GE Healthcare backed research could make stem cell production faster and cheaper

By Gareth Macdonald

- Last updated on GMT


Related tags Cell biology Stem cell

A human plasma protein could make producing pluripotent stem cells cheaper and faster according to academics in the UK and Sweden and partner GE Healthcare.

The scientists made the claim in a new paper that describes how the protein - Inter-alpha inhibitor - allows cells to attach to the plastic surfaces of culture vessels directly rather than via a substrate, which is the most commonly used approach.

Lead author Sara Pijuan-Galitó told us "this new method could reduce cost, time and difficulties in automated and large-scale culture methods for human pluripotent stem cells​."

She added that "we do not have an estimate on the cost reduction yet, but we are currently contacting pharmaceutical companies to generate quotes for the cost of Inter-alpha inhibitor.

"With this paper published we hope to raise interest in this human blood-derived protein and its effects on cell attachment and growth.

"The key feature of this method is its simplicity, making automated cell culture much faster, easier and cost-effective. Moreover, this method also shows improved survival in harsh conditions, therefore achieving higher recovery rates​." 

Medical research 

The plan now is to combine the protein with hydrogel technology to develop differentiation control methods according to co-author Cathy Merry.
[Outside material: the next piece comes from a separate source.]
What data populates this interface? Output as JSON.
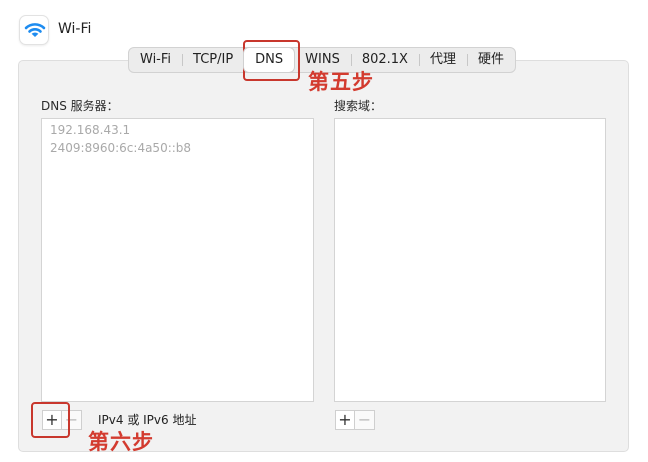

She predicted that, in addition to facilitating industrial stem cell production, the approach will aid disease research.

This will help research into many diseases but our focus is on understanding rare conditions like Multiple Osteochondroma at the cellular level.
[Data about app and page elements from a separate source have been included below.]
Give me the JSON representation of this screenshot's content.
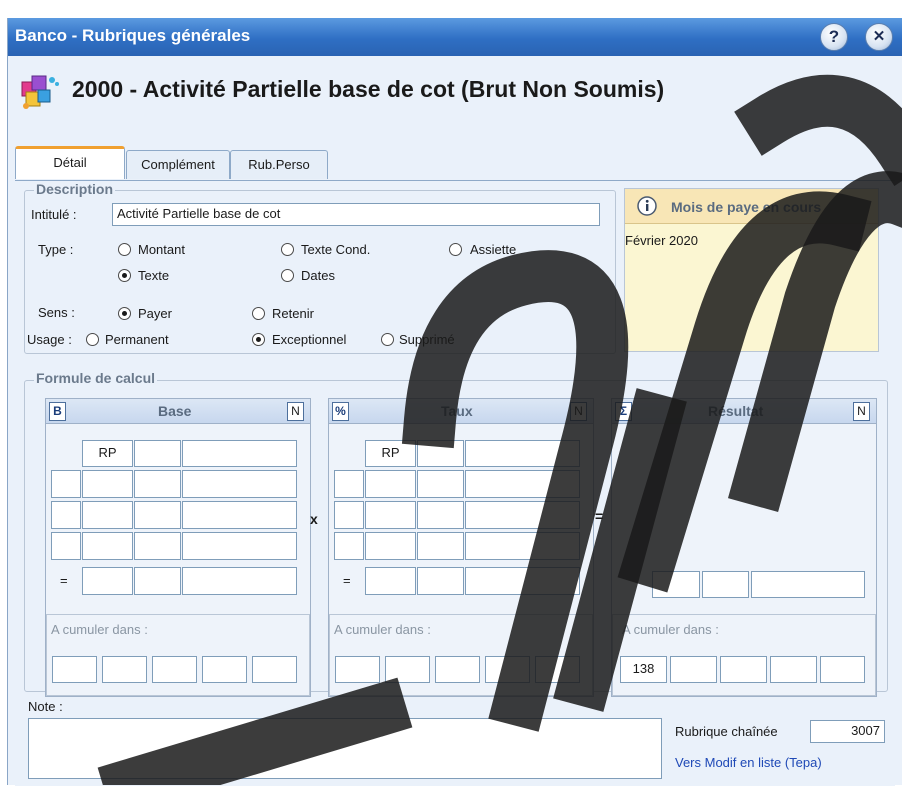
{
  "window": {
    "title": "Banco - Rubriques générales",
    "help_glyph": "?",
    "close_glyph": "✕"
  },
  "header": {
    "title": "2000 - Activité Partielle base de cot (Brut Non Soumis)",
    "icon": "rubrique-blocks-icon"
  },
  "tabs": [
    {
      "label": "Détail",
      "active": true
    },
    {
      "label": "Complément",
      "active": false
    },
    {
      "label": "Rub.Perso",
      "active": false
    }
  ],
  "description": {
    "legend": "Description",
    "intitule_label": "Intitulé :",
    "intitule_value": "Activité Partielle base de cot",
    "type_label": "Type :",
    "type_options": [
      {
        "label": "Montant",
        "selected": false
      },
      {
        "label": "Texte Cond.",
        "selected": false
      },
      {
        "label": "Assiette",
        "selected": false
      },
      {
        "label": "Texte",
        "selected": true
      },
      {
        "label": "Dates",
        "selected": false
      }
    ],
    "sens_label": "Sens :",
    "sens_options": [
      {
        "label": "Payer",
        "selected": true
      },
      {
        "label": "Retenir",
        "selected": false
      }
    ],
    "usage_label": "Usage :",
    "usage_options": [
      {
        "label": "Permanent",
        "selected": false
      },
      {
        "label": "Exceptionnel",
        "selected": true
      },
      {
        "label": "Supprimé",
        "selected": false
      }
    ]
  },
  "info": {
    "title": "Mois de paye en cours",
    "value": "Février 2020",
    "icon": "info-icon"
  },
  "formule": {
    "legend": "Formule de calcul",
    "multiply_sign": "x",
    "equals_sign": "=",
    "base": {
      "badge": "B",
      "title": "Base",
      "n_button": "N",
      "rp": "RP",
      "eq": "=",
      "cumul_label": "A cumuler dans :"
    },
    "taux": {
      "badge": "%",
      "title": "Taux",
      "n_button": "N",
      "rp": "RP",
      "eq": "=",
      "cumul_label": "A cumuler dans :"
    },
    "resultat": {
      "badge": "Σ",
      "title": "Résultat",
      "n_button": "N",
      "cumul_label": "A cumuler dans :",
      "cumul_first_value": "138"
    }
  },
  "note": {
    "label": "Note :",
    "value": ""
  },
  "rubrique_chainee": {
    "label": "Rubrique chaînée",
    "value": "3007"
  },
  "link": {
    "label": "Vers Modif en liste (Tepa)"
  },
  "colors": {
    "titlebar": "#2f6fc4",
    "accent_tab": "#f0a030",
    "info_bg": "#fbf6d2",
    "link": "#1f49b6"
  }
}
“Our aim is to replicate the three dimensional environment that cells experience in the body so that our lab-bench biology is more accurate in modelling diseases​."

The research​ was co-funded by GE Healthcare.
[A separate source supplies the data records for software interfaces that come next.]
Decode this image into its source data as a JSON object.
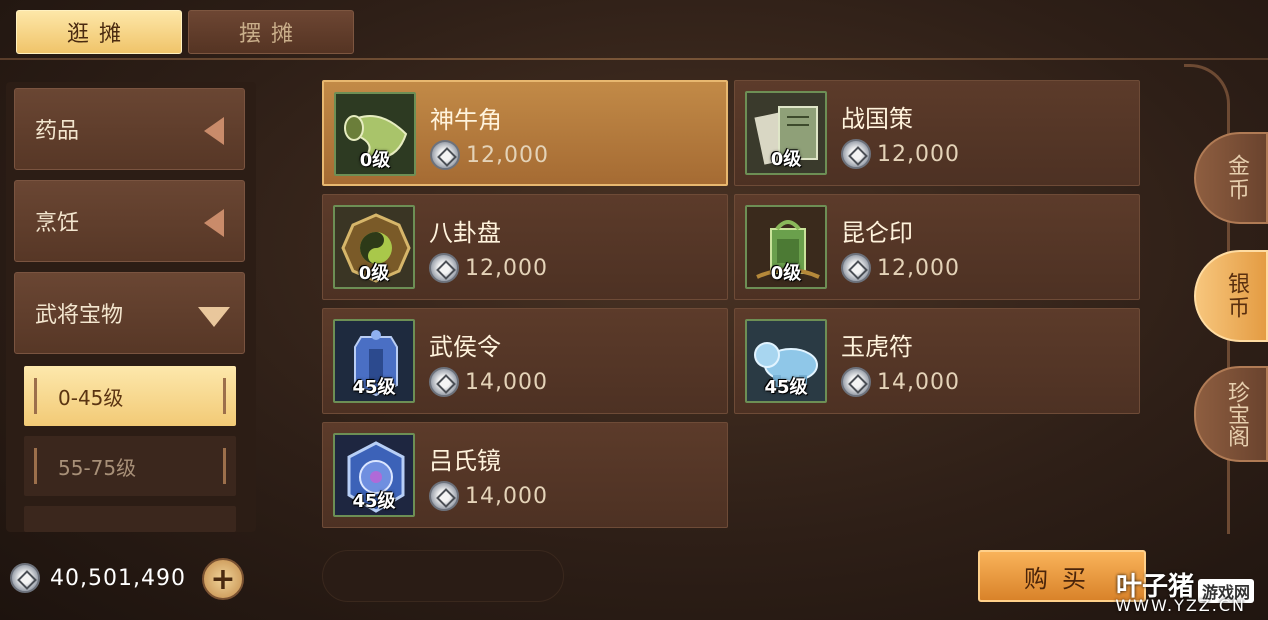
{
  "top_tabs": [
    {
      "label": "逛摊",
      "active": true
    },
    {
      "label": "摆摊",
      "active": false
    }
  ],
  "categories": [
    {
      "label": "药品",
      "expanded": false
    },
    {
      "label": "烹饪",
      "expanded": false
    },
    {
      "label": "武将宝物",
      "expanded": true
    }
  ],
  "subcategories": [
    {
      "label": "0-45级",
      "active": true
    },
    {
      "label": "55-75级",
      "active": false
    }
  ],
  "items": [
    {
      "name": "神牛角",
      "level": "0级",
      "price": "12,000",
      "icon": "ox-horn-icon",
      "selected": true
    },
    {
      "name": "战国策",
      "level": "0级",
      "price": "12,000",
      "icon": "book-scroll-icon",
      "selected": false
    },
    {
      "name": "八卦盘",
      "level": "0级",
      "price": "12,000",
      "icon": "bagua-disc-icon",
      "selected": false
    },
    {
      "name": "昆仑印",
      "level": "0级",
      "price": "12,000",
      "icon": "jade-seal-icon",
      "selected": false
    },
    {
      "name": "武侯令",
      "level": "45级",
      "price": "14,000",
      "icon": "command-token-icon",
      "selected": false
    },
    {
      "name": "玉虎符",
      "level": "45级",
      "price": "14,000",
      "icon": "jade-tiger-icon",
      "selected": false
    },
    {
      "name": "吕氏镜",
      "level": "45级",
      "price": "14,000",
      "icon": "bronze-mirror-icon",
      "selected": false
    }
  ],
  "currency_tabs": [
    {
      "label": "金币",
      "active": false
    },
    {
      "label": "银币",
      "active": true
    },
    {
      "label": "珍宝阁",
      "active": false
    }
  ],
  "footer": {
    "balance": "40,501,490",
    "plus_label": "+",
    "buy_label": "购买"
  },
  "watermark": {
    "brand": "叶子猪",
    "tag": "游戏网",
    "url": "WWW.YZZ.CN"
  },
  "colors": {
    "accent_gold": "#f2ca76",
    "buy_orange": "#e49c43",
    "card_brown": "#5c3b2a",
    "icon_frame_green": "#6d8f55"
  }
}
Source: Nature Communications

Title: Human serum-derived protein removes the need for coating in defined human pluripotent stem cell culture

Author: Sara Pijuan-Galitó et al

DOI 10.1038/NCOMMS12170

Related news

Show more

Related products

show more

Trends in Biopharmaceutical Raw Material Selection

Trends in Biopharmaceutical Raw Material Selection

Actylis – The Partner of Choice | 31-Jan-2023 | Business Advice

Join us as our in-house experts, along with Cecile Bellamy from Pfizer, discuss current and future trends in biopharmaceutical raw material selection.

Liposomal and Nanoparticle Technology

Liposomal and Nanoparticle Technology

Pfizer CentreOne | 18-Nov-2022 | Technical / White Paper

Medical science is continuously searching for better ways to administer drugs into the body and to maximize the therapeutic effectiveness of the drugs...

Connectivity & Integration in Biomanufacturing

Connectivity & Integration in Biomanufacturing

Wheeler Bio | 17-Nov-2022 | Technical / White Paper

As the Pharma 4.0 initiative sets a new industry paradigm, more biomanufacturing companies are asking how they can design and build facilities that apply...

Scalability, Quality, and Speed with Transposons

Scalability, Quality, and Speed with Transposons

Wheeler Bio | 20-Oct-2022 | Technical / White Paper

To solve for the significant bottlenecks often presented by conventional cell line development processes, this article discusses how Wheeler Bio is leveraging...

Related suppliers

Follow us


View more